A4ID’s ROLE UK Programme and SFAC provided technical and financial support for the national review and the analytical phase was completed in December 2019. The results of the review were presented at a high-level Summit in the same month by the Ministry of Children and Adolescents, the Ministry of Public Defense, the Supreme Court of Justice, the Office of the Public Prosecutor and the High Authorities of the System to the Government of Paraguay. At this Summit, the partnership’s work progressed significantly, leading to an inter-agency framework for the management of child protection cases being ratified. This was a significant milestone, suggesting future interagency cooperation regarding court proceedings for child protection cases.
During the Summit, the SFAC-funded specialist and children’s lawyer, Ruth Sharon, led the creation of a roadmap that highlighted short- and long-term improvements to restructure the care system throughout the country. The roadmap included the development of a unified guidance manual of functions and procedures and the development of control and monitoring mechanisms for children’s rights with standardised criteria. This roadmap represents a strong platform from which the sustainability of the reforms supported by A4ID’s ROLE UK Programme can be optimised.
Whilst knowledge of context is paramount, it can often be difficult to identify the changes needed from an ‘insider’ perspective Judicial, government and legal participants at the Summit stressed the usefulness of the critical ‘outsider’ perspective provided by Ruth Sharon. In highlighting what could be done to improve child protection services, all the relevant stakeholders could move towards the creation of a roadmap with the government with efficient solutions and achievable improvements for the care system. This would primarily ensure that the child is the central focus of child protection policies and practice.
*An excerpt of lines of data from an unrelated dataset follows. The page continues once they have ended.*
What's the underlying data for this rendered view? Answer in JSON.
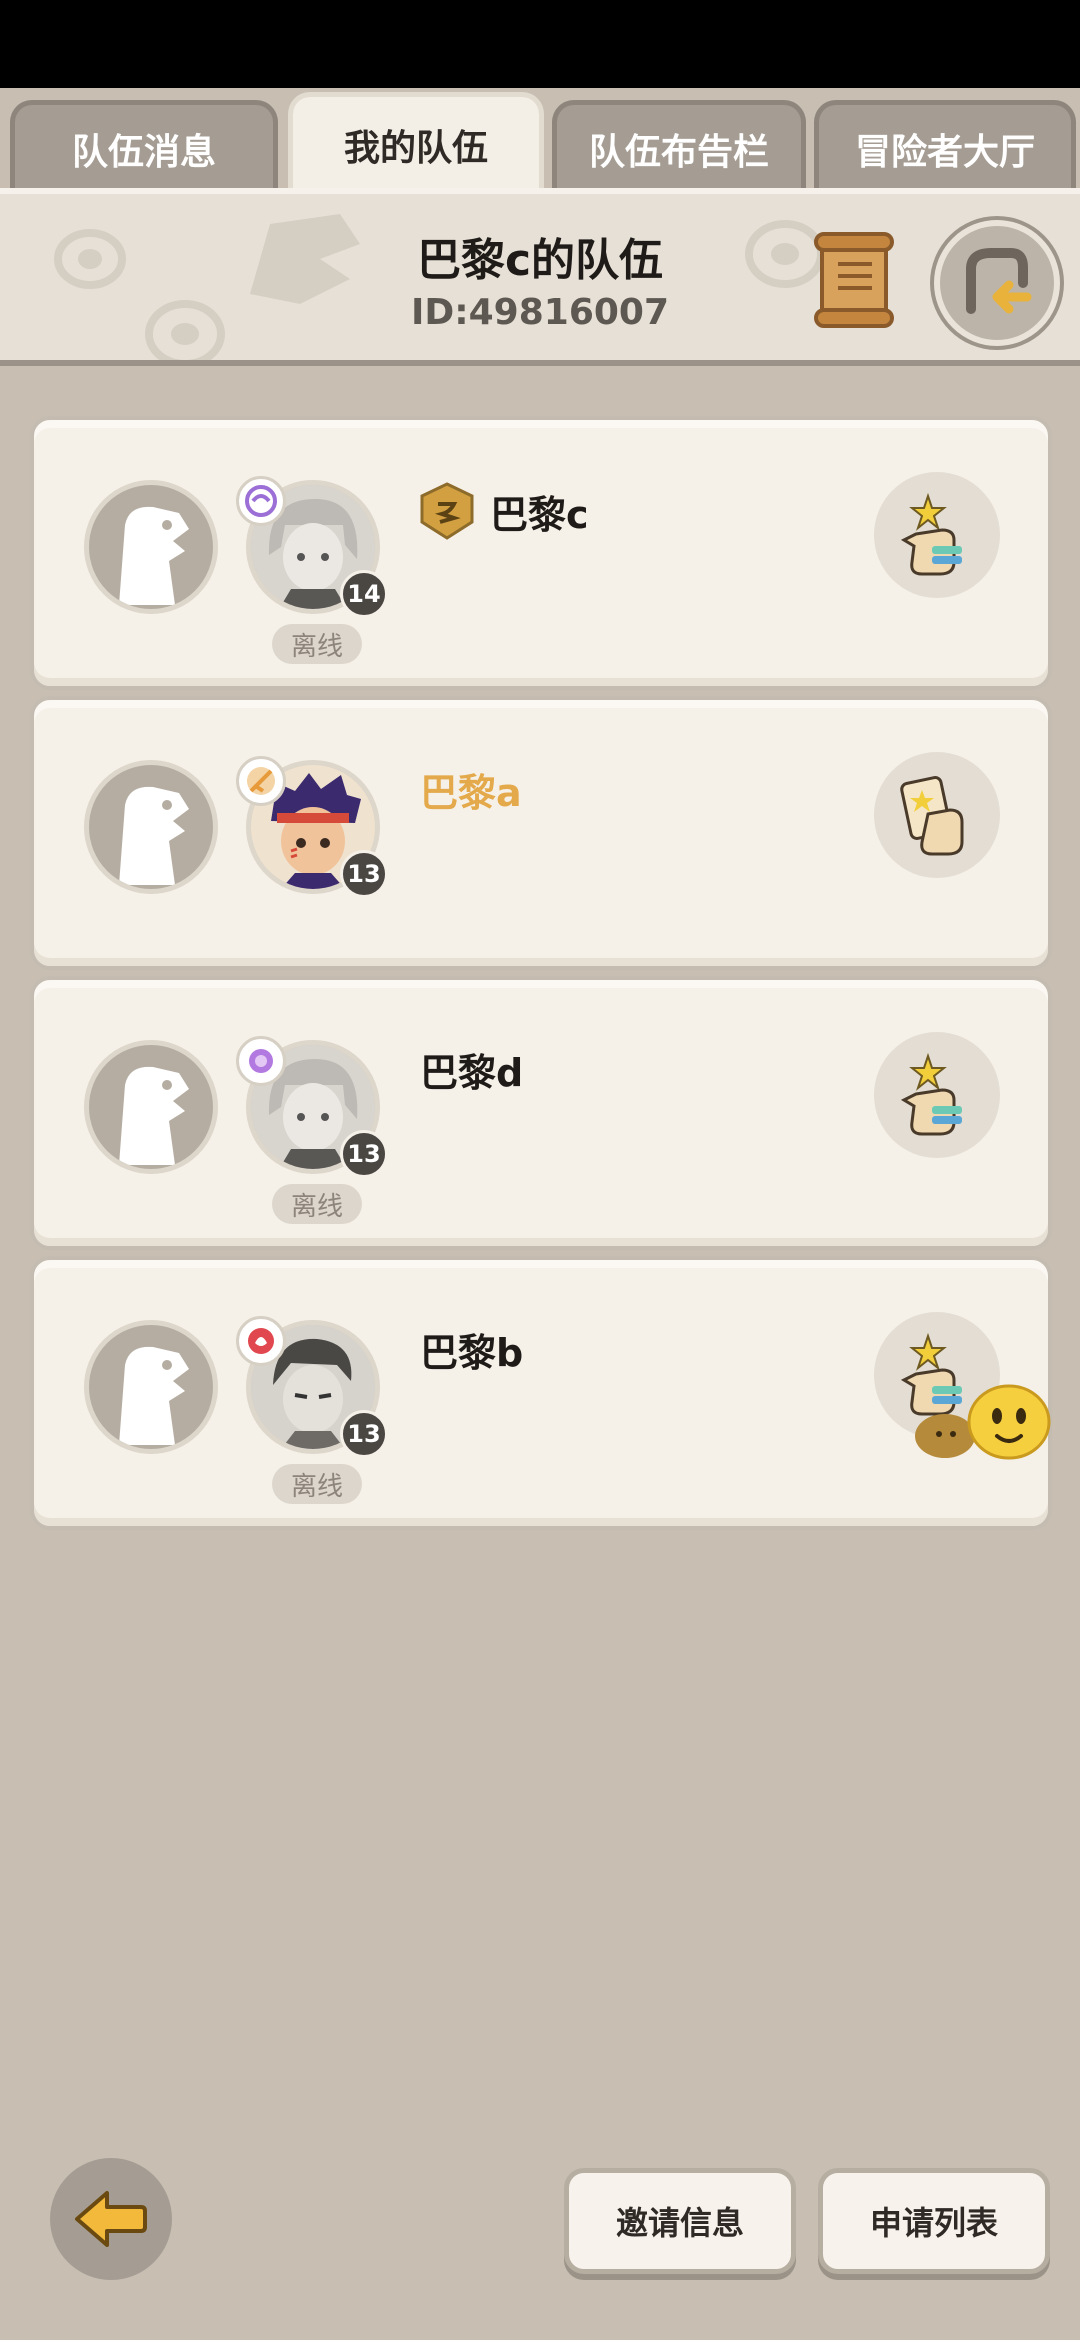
{
  "tabs": [
    {
      "label": "队伍消息",
      "active": false
    },
    {
      "label": "我的队伍",
      "active": true
    },
    {
      "label": "队伍布告栏",
      "active": false
    },
    {
      "label": "冒险者大厅",
      "active": false
    }
  ],
  "team": {
    "name": "巴黎c的队伍",
    "id": "ID:49816007"
  },
  "members": [
    {
      "name": "巴黎c",
      "level": "14",
      "status": "离线",
      "leader": true,
      "is_self": false,
      "class_color": "#9b6fd6",
      "action_icon": "hand-star-icon"
    },
    {
      "name": "巴黎a",
      "level": "13",
      "status": "",
      "leader": false,
      "is_self": true,
      "class_color": "#e69a3a",
      "action_icon": "hand-card-icon"
    },
    {
      "name": "巴黎d",
      "level": "13",
      "status": "离线",
      "leader": false,
      "is_self": false,
      "class_color": "#b279e0",
      "action_icon": "hand-star-icon"
    },
    {
      "name": "巴黎b",
      "level": "13",
      "status": "离线",
      "leader": false,
      "is_self": false,
      "class_color": "#e0474f",
      "action_icon": "hand-star-icon"
    }
  ],
  "bottom": {
    "invite_label": "邀请信息",
    "apply_label": "申请列表"
  },
  "colors": {
    "background": "#c8bfb2",
    "self_name": "#e3a94a",
    "leader_badge": "#d2a040"
  }
}
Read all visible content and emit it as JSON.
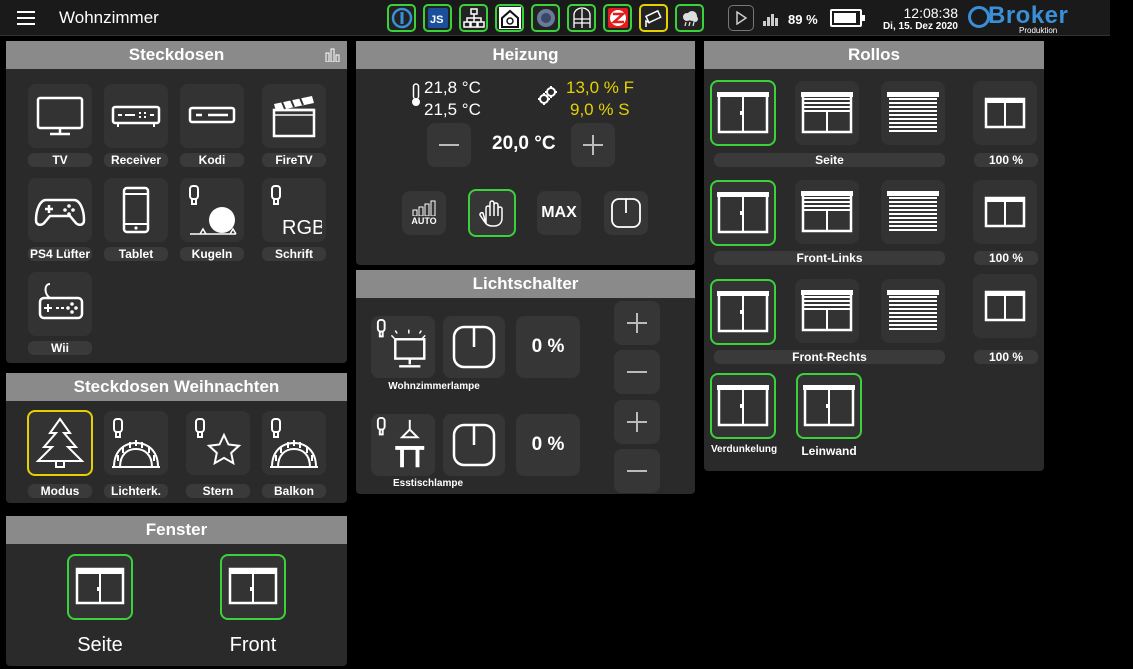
{
  "header": {
    "room": "Wohnzimmer",
    "battery": "89 %",
    "time": "12:08:38",
    "date": "Di, 15. Dez 2020",
    "logo": "Broker",
    "logo_sub": "Produktion",
    "adapters": [
      "info-icon",
      "javascript-icon",
      "network-icon",
      "homematic-icon",
      "sonos-icon",
      "window-icon",
      "zigbee-icon",
      "camera-icon",
      "weather-icon"
    ]
  },
  "steckdosen": {
    "title": "Steckdosen",
    "items": [
      {
        "label": "TV",
        "icon": "tv-icon"
      },
      {
        "label": "Receiver",
        "icon": "receiver-icon"
      },
      {
        "label": "Kodi",
        "icon": "kodi-box-icon"
      },
      {
        "label": "FireTV",
        "icon": "clapperboard-icon"
      },
      {
        "label": "PS4 Lüfter",
        "icon": "gamepad-icon"
      },
      {
        "label": "Tablet",
        "icon": "tablet-icon"
      },
      {
        "label": "Kugeln",
        "icon": "ball-light-icon"
      },
      {
        "label": "Schrift",
        "icon": "rgb-text-icon"
      },
      {
        "label": "Wii",
        "icon": "wii-controller-icon"
      }
    ]
  },
  "weihnachten": {
    "title": "Steckdosen Weihnachten",
    "items": [
      {
        "label": "Modus",
        "icon": "christmas-tree-icon"
      },
      {
        "label": "Lichterk.",
        "icon": "candle-arch-icon"
      },
      {
        "label": "Stern",
        "icon": "star-icon"
      },
      {
        "label": "Balkon",
        "icon": "candle-arch-icon"
      }
    ]
  },
  "fenster": {
    "title": "Fenster",
    "items": [
      {
        "label": "Seite"
      },
      {
        "label": "Front"
      }
    ]
  },
  "heizung": {
    "title": "Heizung",
    "temp_actual": "21,8 °C",
    "temp_second": "21,5 °C",
    "valve_f": "13,0 % F",
    "valve_s": "9,0 % S",
    "setpoint": "20,0 °C",
    "auto_label": "AUTO",
    "max_label": "MAX"
  },
  "lichtschalter": {
    "title": "Lichtschalter",
    "items": [
      {
        "label": "Wohnzimmerlampe",
        "value": "0 %"
      },
      {
        "label": "Esstischlampe",
        "value": "0 %"
      }
    ]
  },
  "rollos": {
    "title": "Rollos",
    "rows": [
      {
        "label": "Seite",
        "percent": "100 %"
      },
      {
        "label": "Front-Links",
        "percent": "100 %"
      },
      {
        "label": "Front-Rechts",
        "percent": "100 %"
      }
    ],
    "extra": [
      {
        "label": "Verdunkelung"
      },
      {
        "label": "Leinwand"
      }
    ]
  },
  "colors": {
    "active_border": "#3bd13b",
    "yellow": "#e6d100",
    "header_bg": "#8a8a8a",
    "panel_bg": "#2a2a2a",
    "logo_blue": "#3a8fd9"
  }
}
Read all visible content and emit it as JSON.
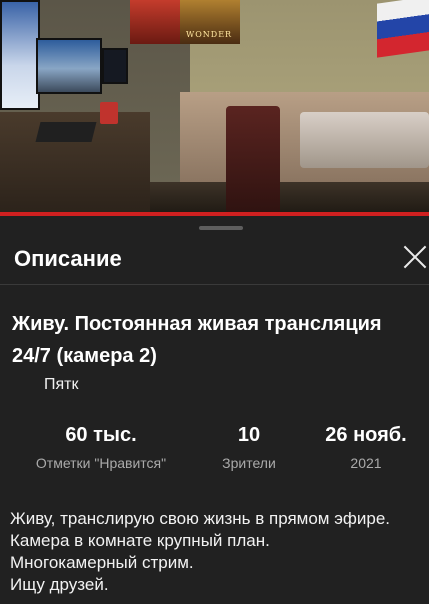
{
  "panel": {
    "title": "Описание",
    "video_title": "Живу. Постоянная живая трансляция 24/7 (камера 2)",
    "channel_name": "Пятк"
  },
  "stats": [
    {
      "value": "60 тыс.",
      "label": "Отметки \"Нравится\""
    },
    {
      "value": "10",
      "label": "Зрители"
    },
    {
      "value": "26 нояб.",
      "label": "2021"
    }
  ],
  "description_lines": [
    "Живу, транслирую свою жизнь в прямом эфире.",
    "Камера в комнате крупный план.",
    "Многокамерный стрим.",
    "Ищу друзей."
  ],
  "poster_text": "WONDER",
  "colors": {
    "panel_bg": "#212121",
    "progress": "#d02020",
    "secondary_text": "#aaaaaa"
  }
}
By continuing to provide key strategic and financial support, the partnership strives in the long-term to empower Paraguayan courts to make judgments which promote and protect the 35% of the population composed of children. It also seeks to ensure that children’s rights are paramount in every decision made about their safety and welfare, particularly in relation to their right to live as a family. This thereby contributes towards SDG 16.2 and the UK Foreign, Commonwealth and Development Office’s equality and social justice rule of law pathway.